▶ _Exercise_:
Look through the listing below for the string "screenshot". Say how many lines hold it, and nothing else.
══════════
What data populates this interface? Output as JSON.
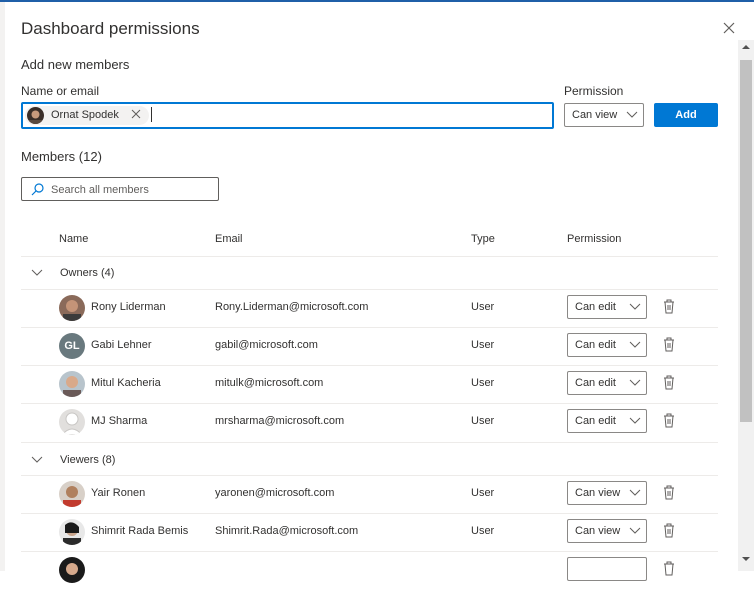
{
  "dialog": {
    "title": "Dashboard permissions"
  },
  "add_section": {
    "heading": "Add new members",
    "name_label": "Name or email",
    "selected_person": "Ornat Spodek",
    "permission_label": "Permission",
    "permission_value": "Can view",
    "add_label": "Add"
  },
  "members": {
    "heading": "Members (12)",
    "search_placeholder": "Search all members",
    "columns": {
      "name": "Name",
      "email": "Email",
      "type": "Type",
      "permission": "Permission"
    },
    "groups": [
      {
        "label": "Owners (4)",
        "rows": [
          {
            "name": "Rony Liderman",
            "email": "Rony.Liderman@microsoft.com",
            "type": "User",
            "permission": "Can edit",
            "avatar": "photo"
          },
          {
            "name": "Gabi Lehner",
            "email": "gabil@microsoft.com",
            "type": "User",
            "permission": "Can edit",
            "avatar": "initials",
            "initials": "GL"
          },
          {
            "name": "Mitul Kacheria",
            "email": "mitulk@microsoft.com",
            "type": "User",
            "permission": "Can edit",
            "avatar": "photo"
          },
          {
            "name": "MJ Sharma",
            "email": "mrsharma@microsoft.com",
            "type": "User",
            "permission": "Can edit",
            "avatar": "silhouette"
          }
        ]
      },
      {
        "label": "Viewers (8)",
        "rows": [
          {
            "name": "Yair Ronen",
            "email": "yaronen@microsoft.com",
            "type": "User",
            "permission": "Can view",
            "avatar": "photo"
          },
          {
            "name": "Shimrit Rada Bemis",
            "email": "Shimrit.Rada@microsoft.com",
            "type": "User",
            "permission": "Can view",
            "avatar": "photo"
          }
        ]
      }
    ]
  },
  "icons": {
    "close": "close-icon",
    "remove": "remove-person-icon",
    "search": "search-icon",
    "chevron": "chevron-down-icon",
    "delete": "trash-icon"
  },
  "colors": {
    "accent": "#0078d4",
    "border": "#8a8886"
  }
}
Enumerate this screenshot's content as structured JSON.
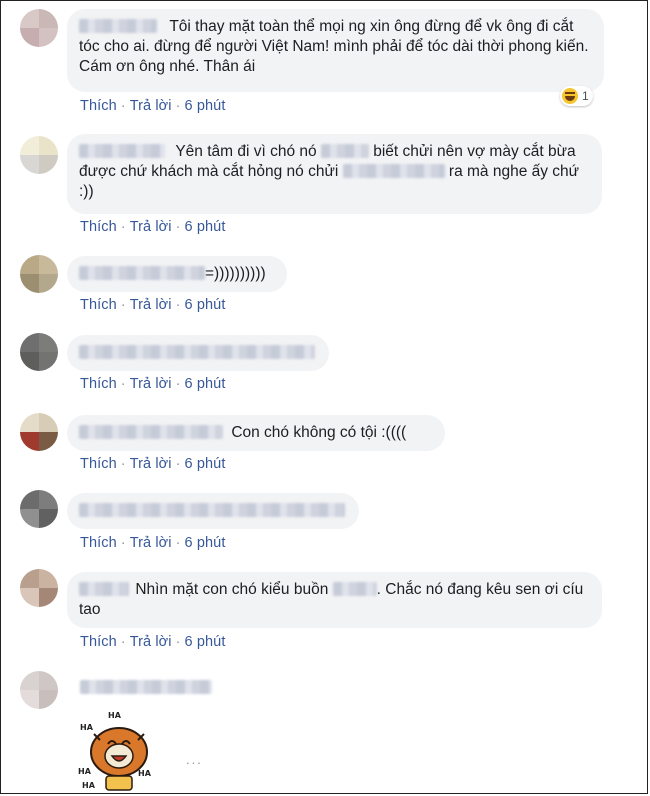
{
  "actions": {
    "like": "Thích",
    "reply": "Trả lời",
    "separator": "·"
  },
  "comments": [
    {
      "author": "",
      "text": "Tôi thay mặt toàn thể mọi ng xin ông đừng để vk ông đi cắt tóc cho ai. đừng để người Việt Nam! mình phải để tóc dài thời phong kiến. Cám ơn ông nhé. Thân ái",
      "time": "6 phút",
      "reaction": {
        "icon": "haha-emoji-icon",
        "count": "1"
      }
    },
    {
      "author": "",
      "text_part1": "Yên tâm đi vì chó nó ",
      "text_part2": " biết chửi nên vợ mày cắt bừa được chứ khách mà cắt hỏng nó chửi ",
      "text_part3": "ra mà nghe ấy chứ :))",
      "time": "6 phút"
    },
    {
      "author": "",
      "text": "=))))))))))",
      "time": "6 phút"
    },
    {
      "author": "",
      "text": "",
      "time": "6 phút"
    },
    {
      "author": "",
      "text": "Con chó không có tội :((((",
      "time": "6 phút"
    },
    {
      "author": "",
      "text": "",
      "time": "6 phút"
    },
    {
      "author": "",
      "text_part1": "Nhìn mặt con chó kiểu buồn ",
      "text_part2": ". Chắc nó đang kêu sen ơi cíu tao",
      "time": "6 phút"
    },
    {
      "author": "",
      "sticker": "laughing-ha-ha-sticker",
      "sticker_text": [
        "HA",
        "HA",
        "HA",
        "HA",
        "HA"
      ],
      "more": "..."
    }
  ],
  "colors": {
    "link": "#365899",
    "bubble": "#f2f3f5",
    "text": "#1c1e21",
    "meta": "#4b4f56"
  }
}
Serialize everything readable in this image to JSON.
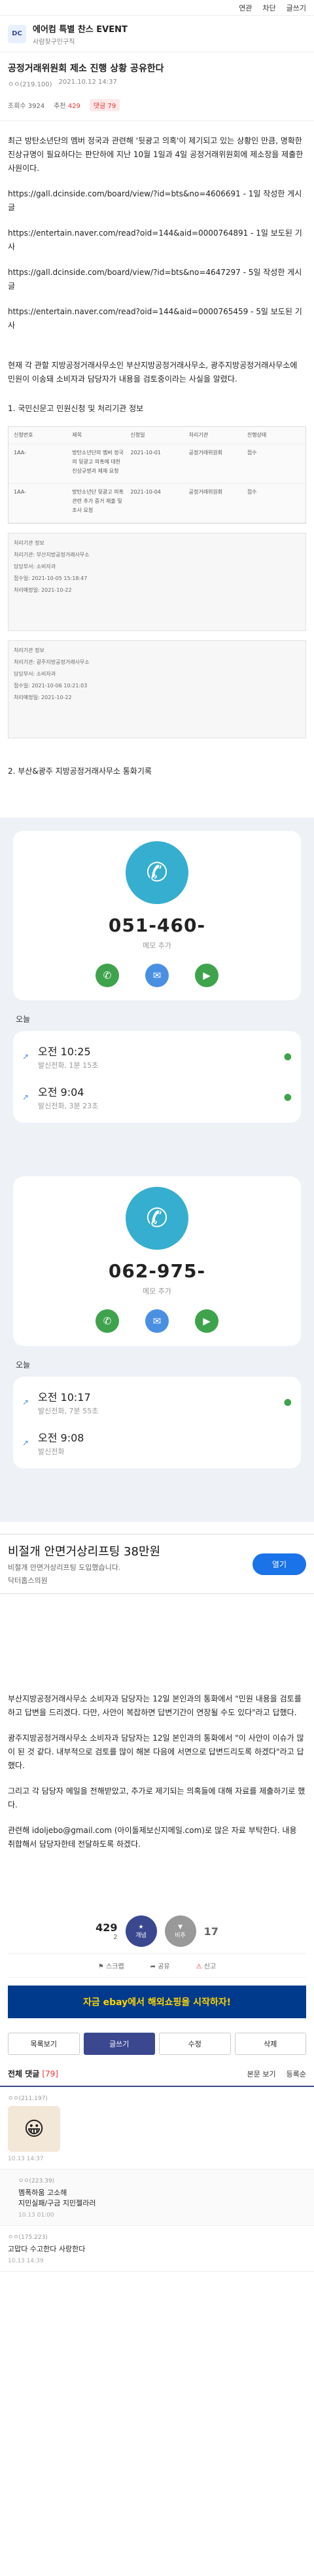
{
  "topbar": {
    "login": "연관",
    "top": "차단",
    "up": "글쓰기"
  },
  "board": {
    "title": "에어컴 특별 찬스 EVENT",
    "sub": "사람찾구인구직",
    "logo_text": "DC"
  },
  "post": {
    "title": "공정거래위원회 제소 진행 상황 공유한다",
    "author": "ㅇㅇ(219.100)",
    "date": "2021.10.12 14:37",
    "views": "조회수 3924",
    "likes_label": "추천",
    "likes": "429",
    "comments": "댓글 79"
  },
  "body": {
    "p1": "최근 방탄소년단의 멤버 정국과 관련해 '뒷광고 의혹'이 제기되고 있는 상황인 만큼, 명확한 진상규명이 필요하다는 판단하에 지난 10월 1일과 4일 공정거래위원회에 제소장을 제출한 사원이다.",
    "link1": "https://gall.dcinside.com/board/view/?id=bts&no=4606691 - 1일 작성한 게시글",
    "link2": "https://entertain.naver.com/read?oid=144&aid=0000764891 - 1일 보도된 기사",
    "link3": "https://gall.dcinside.com/board/view/?id=bts&no=4647297 - 5일 작성한 게시글",
    "link4": "https://entertain.naver.com/read?oid=144&aid=0000765459 - 5일 보도된 기사",
    "p2": "현재 각 관할 지방공정거래사무소인 부산지방공정거래사무소, 광주지방공정거래사무소에 민원이 이송돼 소비자과 담당자가 내용을 검토중이라는 사실을 알렸다.",
    "h1": "1. 국민신문고 민원신청 및 처리기관 정보",
    "h2": "2. 부산&광주 지방공정거래사무소 통화기록",
    "p3": "부산지방공정거래사무소 소비자과 담당자는 12일 본인과의 통화에서 \"민원 내용을 검토를 하고 답변을 드리겠다. 다만, 사안이 복잡하면 답변기간이 연장될 수도 있다\"라고 답했다.",
    "p4": "광주지방공정거래사무소 소비자과 담당자는 12일 본인과의 통화에서 \"이 사안이 이슈가 많이 된 것 같다. 내부적으로 검토를 많이 해본 다음에 서면으로 답변드리도록 하겠다\"라고 답했다.",
    "p5": "그리고 각 담당자 메일을 전해받았고, 추가로 제기되는 의혹들에 대해 자료를 제출하기로 했다.",
    "p6": "관련해 idoljebo@gmail.com (아이돌제보신지메일.com)로 많은 자료 부탁한다. 내용 취합해서 담당자한테 전달하도록 하겠다."
  },
  "doc": {
    "headers": [
      "신청번호",
      "제목",
      "신청일",
      "처리기관",
      "진행상태"
    ],
    "rows": [
      [
        "1AA-",
        "방탄소년단의 멤버 정국의 뒷광고 의혹에 대한 진상규명과 제재 요청",
        "2021-10-01",
        "공정거래위원회",
        "접수"
      ],
      [
        "1AA-",
        "방탄소년단 뒷광고 의혹 관련 추가 증거 제출 및 조사 요청",
        "2021-10-04",
        "공정거래위원회",
        "접수"
      ]
    ],
    "panel1": [
      "처리기관 정보",
      "처리기관: 부산지방공정거래사무소",
      "담당부서: 소비자과",
      "접수일: 2021-10-05 15:18:47",
      "처리예정일: 2021-10-22"
    ],
    "panel2": [
      "처리기관 정보",
      "처리기관: 광주지방공정거래사무소",
      "담당부서: 소비자과",
      "접수일: 2021-10-06 10:21:03",
      "처리예정일: 2021-10-22"
    ]
  },
  "calls": [
    {
      "number": "051-460-",
      "memo": "메모 추가",
      "today": "오늘",
      "logs": [
        {
          "time": "오전 10:25",
          "sub": "발신전화, 1분 15초"
        },
        {
          "time": "오전 9:04",
          "sub": "발신전화, 3분 23초"
        }
      ]
    },
    {
      "number": "062-975-",
      "memo": "메모 추가",
      "today": "오늘",
      "logs": [
        {
          "time": "오전 10:17",
          "sub": "발신전화, 7분 55초"
        },
        {
          "time": "오전 9:08",
          "sub": "발신전화"
        }
      ]
    }
  ],
  "ad": {
    "title": "비절개 안면거상리프팅 38만원",
    "sub": "비절개 안면거상리프팅 도입했습니다.",
    "sub2": "닥터홉스의원",
    "button": "열기"
  },
  "vote": {
    "up": "429",
    "up_sub": "2",
    "up_label": "개념",
    "down": "17",
    "down_label": "비추"
  },
  "share": {
    "scrap": "공유",
    "report": "신고",
    "bookmark": "스크랩"
  },
  "banner": {
    "text": "자금 ebay에서 해외쇼핑을 시작하자!"
  },
  "buttons": {
    "list": "목록보기",
    "write": "글쓰기",
    "edit": "수정",
    "delete": "삭제"
  },
  "comments_head": {
    "label": "전체 댓글",
    "count": "[79]",
    "sort1": "본문 보기",
    "sort2": "등록순"
  },
  "comments": [
    {
      "nick": "ㅇㅇ(211.197)",
      "date": "10.13 14:37",
      "emoji": true
    },
    {
      "nick": "ㅇㅇ(223.39)",
      "text": "멤폭하움 고소해\n지민실패/구금 지민젤라러",
      "date": "10.13 01:00",
      "reply": true
    },
    {
      "nick": "ㅇㅇ(175.223)",
      "text": "고맙다 수고한다 사랑한다",
      "date": "10.13 14:39"
    }
  ],
  "colors": {
    "accent": "#3b4890",
    "call_teal": "#36aecf",
    "call_green": "#3fa34d",
    "call_blue": "#4a90e2"
  }
}
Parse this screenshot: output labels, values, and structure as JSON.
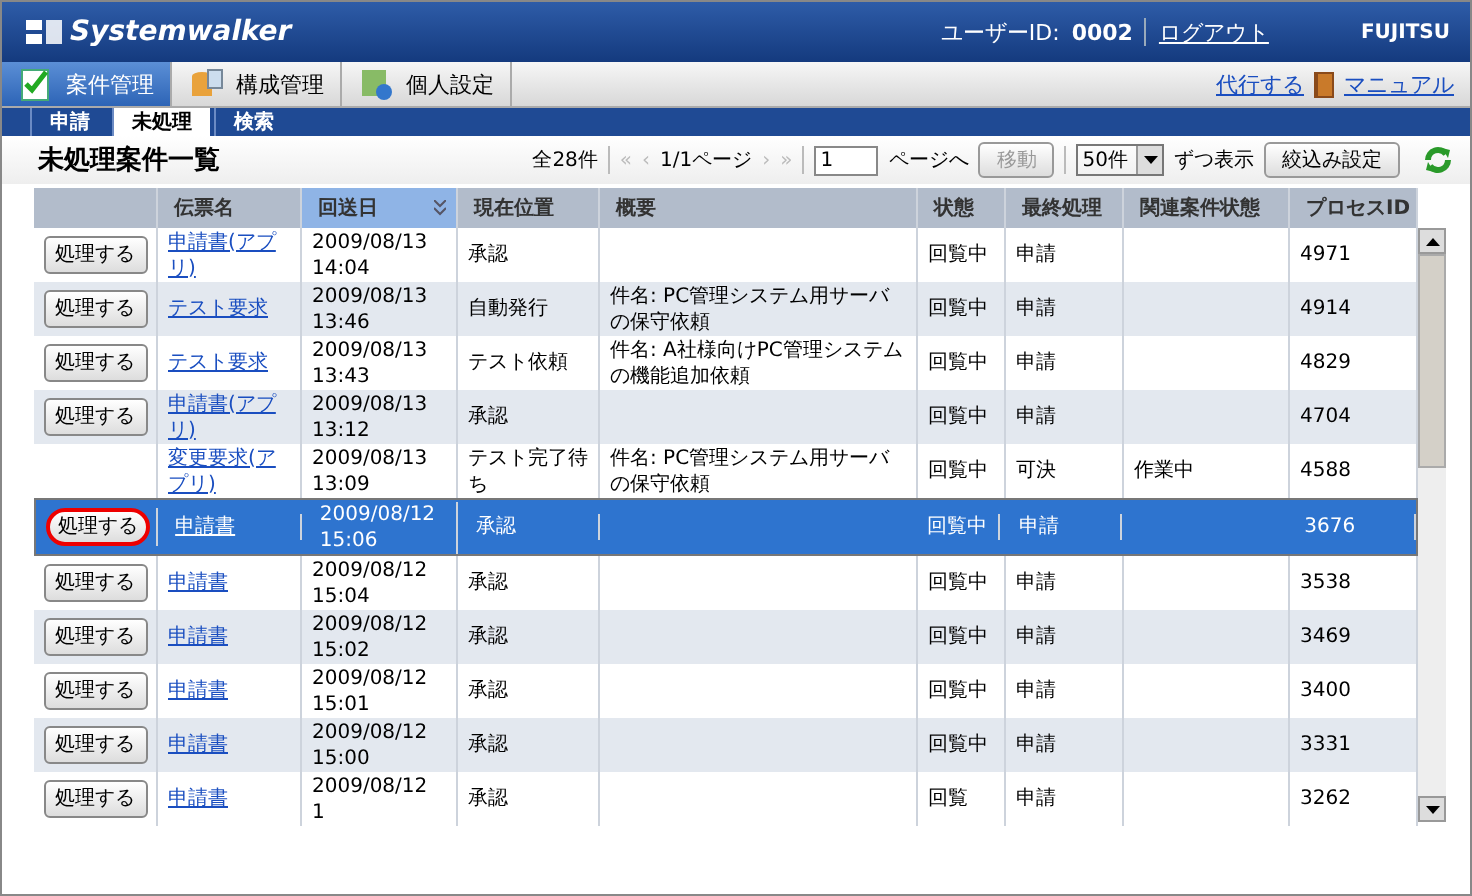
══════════
▶ _Written answer_:
2